# Task
Filter the entries below, keeping only lines with the word "Everest".

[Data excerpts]
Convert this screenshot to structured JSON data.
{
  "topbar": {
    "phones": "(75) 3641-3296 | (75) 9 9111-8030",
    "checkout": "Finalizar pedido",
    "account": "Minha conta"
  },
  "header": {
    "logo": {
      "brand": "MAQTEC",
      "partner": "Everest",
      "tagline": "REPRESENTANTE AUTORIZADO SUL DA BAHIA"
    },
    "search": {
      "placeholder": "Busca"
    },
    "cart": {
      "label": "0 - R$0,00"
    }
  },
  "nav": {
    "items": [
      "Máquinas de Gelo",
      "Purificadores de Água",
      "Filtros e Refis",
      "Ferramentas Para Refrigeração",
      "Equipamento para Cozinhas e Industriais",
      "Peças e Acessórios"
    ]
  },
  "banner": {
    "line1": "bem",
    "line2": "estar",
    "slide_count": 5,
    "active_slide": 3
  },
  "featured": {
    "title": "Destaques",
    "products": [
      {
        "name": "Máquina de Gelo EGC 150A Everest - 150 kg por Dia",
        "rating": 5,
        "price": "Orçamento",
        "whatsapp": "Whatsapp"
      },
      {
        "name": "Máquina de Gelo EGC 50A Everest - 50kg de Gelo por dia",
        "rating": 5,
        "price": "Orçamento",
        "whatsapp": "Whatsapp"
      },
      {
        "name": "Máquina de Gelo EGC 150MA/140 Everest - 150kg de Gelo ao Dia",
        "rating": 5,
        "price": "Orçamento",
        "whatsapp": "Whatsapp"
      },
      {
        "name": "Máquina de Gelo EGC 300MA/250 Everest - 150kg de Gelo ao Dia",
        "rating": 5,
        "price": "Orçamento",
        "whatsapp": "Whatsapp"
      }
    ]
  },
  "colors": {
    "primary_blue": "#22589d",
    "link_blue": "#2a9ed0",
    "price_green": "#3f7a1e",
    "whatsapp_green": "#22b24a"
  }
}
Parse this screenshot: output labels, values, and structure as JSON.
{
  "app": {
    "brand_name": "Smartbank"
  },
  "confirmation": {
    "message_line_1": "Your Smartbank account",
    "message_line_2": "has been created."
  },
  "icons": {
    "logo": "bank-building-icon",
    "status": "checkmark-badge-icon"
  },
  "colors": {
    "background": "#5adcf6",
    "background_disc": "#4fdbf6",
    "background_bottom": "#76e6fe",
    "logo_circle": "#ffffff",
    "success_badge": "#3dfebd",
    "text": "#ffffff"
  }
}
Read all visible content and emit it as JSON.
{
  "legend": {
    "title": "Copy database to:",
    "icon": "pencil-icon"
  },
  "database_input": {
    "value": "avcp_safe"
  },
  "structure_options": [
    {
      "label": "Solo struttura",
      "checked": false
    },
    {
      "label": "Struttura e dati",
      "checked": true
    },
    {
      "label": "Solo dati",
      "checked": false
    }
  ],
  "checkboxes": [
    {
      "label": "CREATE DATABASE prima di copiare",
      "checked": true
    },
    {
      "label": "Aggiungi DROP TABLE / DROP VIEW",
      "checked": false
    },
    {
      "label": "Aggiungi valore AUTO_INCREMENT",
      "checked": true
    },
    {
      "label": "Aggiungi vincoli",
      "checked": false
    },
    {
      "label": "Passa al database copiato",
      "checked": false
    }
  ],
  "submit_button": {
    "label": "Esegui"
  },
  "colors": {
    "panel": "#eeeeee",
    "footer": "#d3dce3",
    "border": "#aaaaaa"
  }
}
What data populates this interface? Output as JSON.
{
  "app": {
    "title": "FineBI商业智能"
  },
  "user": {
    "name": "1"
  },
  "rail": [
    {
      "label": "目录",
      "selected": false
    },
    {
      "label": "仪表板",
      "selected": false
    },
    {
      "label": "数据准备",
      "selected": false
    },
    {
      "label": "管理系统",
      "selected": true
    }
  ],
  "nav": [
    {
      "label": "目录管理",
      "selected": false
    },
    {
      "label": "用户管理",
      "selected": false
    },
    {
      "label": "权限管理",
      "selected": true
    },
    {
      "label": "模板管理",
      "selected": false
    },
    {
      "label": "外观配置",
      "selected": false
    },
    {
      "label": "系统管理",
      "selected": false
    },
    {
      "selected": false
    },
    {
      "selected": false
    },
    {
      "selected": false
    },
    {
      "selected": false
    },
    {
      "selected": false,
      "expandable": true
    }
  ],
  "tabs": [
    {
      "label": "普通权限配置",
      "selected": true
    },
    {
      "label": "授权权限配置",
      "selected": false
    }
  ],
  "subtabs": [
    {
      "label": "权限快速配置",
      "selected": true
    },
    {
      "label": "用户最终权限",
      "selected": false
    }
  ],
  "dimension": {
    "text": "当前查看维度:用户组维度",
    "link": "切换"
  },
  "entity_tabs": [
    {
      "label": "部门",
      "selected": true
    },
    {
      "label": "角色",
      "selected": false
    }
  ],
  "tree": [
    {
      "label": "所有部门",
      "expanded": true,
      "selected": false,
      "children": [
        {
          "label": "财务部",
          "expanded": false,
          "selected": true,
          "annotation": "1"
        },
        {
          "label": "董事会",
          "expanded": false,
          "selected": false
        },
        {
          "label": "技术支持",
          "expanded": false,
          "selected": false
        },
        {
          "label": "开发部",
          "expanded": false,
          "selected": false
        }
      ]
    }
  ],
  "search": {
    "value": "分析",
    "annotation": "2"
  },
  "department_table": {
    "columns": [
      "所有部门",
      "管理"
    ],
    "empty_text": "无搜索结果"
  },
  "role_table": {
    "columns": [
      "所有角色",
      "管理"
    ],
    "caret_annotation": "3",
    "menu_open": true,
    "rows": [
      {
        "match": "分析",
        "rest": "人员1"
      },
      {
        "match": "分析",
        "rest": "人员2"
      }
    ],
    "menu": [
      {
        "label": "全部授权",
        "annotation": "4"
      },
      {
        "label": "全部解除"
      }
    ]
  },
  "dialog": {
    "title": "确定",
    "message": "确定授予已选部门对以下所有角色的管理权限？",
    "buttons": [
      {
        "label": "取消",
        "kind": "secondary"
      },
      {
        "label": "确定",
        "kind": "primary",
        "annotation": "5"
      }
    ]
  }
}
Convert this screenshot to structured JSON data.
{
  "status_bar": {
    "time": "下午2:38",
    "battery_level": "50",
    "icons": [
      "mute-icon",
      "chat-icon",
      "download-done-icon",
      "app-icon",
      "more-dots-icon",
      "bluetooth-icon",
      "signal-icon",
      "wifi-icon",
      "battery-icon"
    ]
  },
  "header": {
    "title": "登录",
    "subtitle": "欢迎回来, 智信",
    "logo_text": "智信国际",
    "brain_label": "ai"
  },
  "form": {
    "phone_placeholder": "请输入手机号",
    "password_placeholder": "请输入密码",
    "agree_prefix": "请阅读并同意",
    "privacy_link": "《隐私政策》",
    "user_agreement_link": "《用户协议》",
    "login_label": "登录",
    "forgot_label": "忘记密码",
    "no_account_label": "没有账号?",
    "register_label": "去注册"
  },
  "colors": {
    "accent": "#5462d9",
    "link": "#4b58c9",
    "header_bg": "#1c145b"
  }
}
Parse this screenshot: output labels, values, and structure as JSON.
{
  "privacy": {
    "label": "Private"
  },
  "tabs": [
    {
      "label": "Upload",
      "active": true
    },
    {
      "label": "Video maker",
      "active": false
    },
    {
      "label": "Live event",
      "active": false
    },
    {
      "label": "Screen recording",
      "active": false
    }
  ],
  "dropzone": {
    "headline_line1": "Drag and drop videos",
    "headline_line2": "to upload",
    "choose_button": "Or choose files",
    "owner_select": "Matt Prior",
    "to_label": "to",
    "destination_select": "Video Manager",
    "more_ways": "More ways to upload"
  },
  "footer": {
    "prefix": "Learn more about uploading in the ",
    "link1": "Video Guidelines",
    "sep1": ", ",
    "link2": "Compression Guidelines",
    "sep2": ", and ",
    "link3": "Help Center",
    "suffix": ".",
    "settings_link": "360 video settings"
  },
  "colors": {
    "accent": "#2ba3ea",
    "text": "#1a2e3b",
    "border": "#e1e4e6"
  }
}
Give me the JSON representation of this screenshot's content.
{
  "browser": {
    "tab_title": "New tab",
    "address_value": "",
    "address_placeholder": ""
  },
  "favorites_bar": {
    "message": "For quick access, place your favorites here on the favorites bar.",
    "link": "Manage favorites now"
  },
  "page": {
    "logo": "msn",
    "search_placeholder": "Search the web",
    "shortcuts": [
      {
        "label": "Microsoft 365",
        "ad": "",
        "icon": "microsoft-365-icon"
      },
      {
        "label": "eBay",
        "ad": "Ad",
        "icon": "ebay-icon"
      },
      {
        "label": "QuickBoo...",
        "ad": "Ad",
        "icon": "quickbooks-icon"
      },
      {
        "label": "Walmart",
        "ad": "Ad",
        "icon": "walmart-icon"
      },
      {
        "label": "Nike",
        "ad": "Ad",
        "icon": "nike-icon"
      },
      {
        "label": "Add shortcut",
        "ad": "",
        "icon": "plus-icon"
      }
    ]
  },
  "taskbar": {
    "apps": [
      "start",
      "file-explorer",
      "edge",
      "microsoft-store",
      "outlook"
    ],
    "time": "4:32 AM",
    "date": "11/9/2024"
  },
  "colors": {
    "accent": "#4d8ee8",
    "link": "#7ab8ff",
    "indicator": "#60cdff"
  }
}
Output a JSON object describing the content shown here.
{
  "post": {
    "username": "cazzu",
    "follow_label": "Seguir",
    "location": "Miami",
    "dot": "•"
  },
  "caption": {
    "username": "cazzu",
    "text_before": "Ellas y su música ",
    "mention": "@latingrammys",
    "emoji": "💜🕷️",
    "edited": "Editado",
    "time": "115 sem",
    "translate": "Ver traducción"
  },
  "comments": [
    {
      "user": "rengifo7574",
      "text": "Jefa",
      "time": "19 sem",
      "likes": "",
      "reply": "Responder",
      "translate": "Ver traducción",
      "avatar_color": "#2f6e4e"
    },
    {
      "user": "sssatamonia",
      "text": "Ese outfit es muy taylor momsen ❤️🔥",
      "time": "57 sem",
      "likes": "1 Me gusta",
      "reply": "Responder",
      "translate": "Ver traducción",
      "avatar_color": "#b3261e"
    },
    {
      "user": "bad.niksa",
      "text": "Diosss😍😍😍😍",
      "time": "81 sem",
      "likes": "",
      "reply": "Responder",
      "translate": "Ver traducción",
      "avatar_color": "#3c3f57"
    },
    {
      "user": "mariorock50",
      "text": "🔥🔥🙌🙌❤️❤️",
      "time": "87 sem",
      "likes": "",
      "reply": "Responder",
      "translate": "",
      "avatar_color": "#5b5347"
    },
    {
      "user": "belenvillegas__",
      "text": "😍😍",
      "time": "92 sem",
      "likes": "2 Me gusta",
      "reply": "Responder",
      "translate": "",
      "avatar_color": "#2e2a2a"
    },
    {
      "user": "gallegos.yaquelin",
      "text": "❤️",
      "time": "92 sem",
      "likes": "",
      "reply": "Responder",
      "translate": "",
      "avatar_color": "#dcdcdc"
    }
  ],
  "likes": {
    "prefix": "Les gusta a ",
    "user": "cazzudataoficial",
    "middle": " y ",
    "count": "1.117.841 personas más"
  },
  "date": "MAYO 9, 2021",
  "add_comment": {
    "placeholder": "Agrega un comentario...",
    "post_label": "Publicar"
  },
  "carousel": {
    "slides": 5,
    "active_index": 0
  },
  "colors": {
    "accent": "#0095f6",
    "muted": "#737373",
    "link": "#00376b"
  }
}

# Response
      "partner": "Everest",
        "name": "Máquina de Gelo EGC 150A Everest - 150 kg por Dia",
        "name": "Máquina de Gelo EGC 50A Everest - 50kg de Gelo por dia",
        "name": "Máquina de Gelo EGC 150MA/140 Everest - 150kg de Gelo ao Dia",
        "name": "Máquina de Gelo EGC 300MA/250 Everest - 150kg de Gelo ao Dia",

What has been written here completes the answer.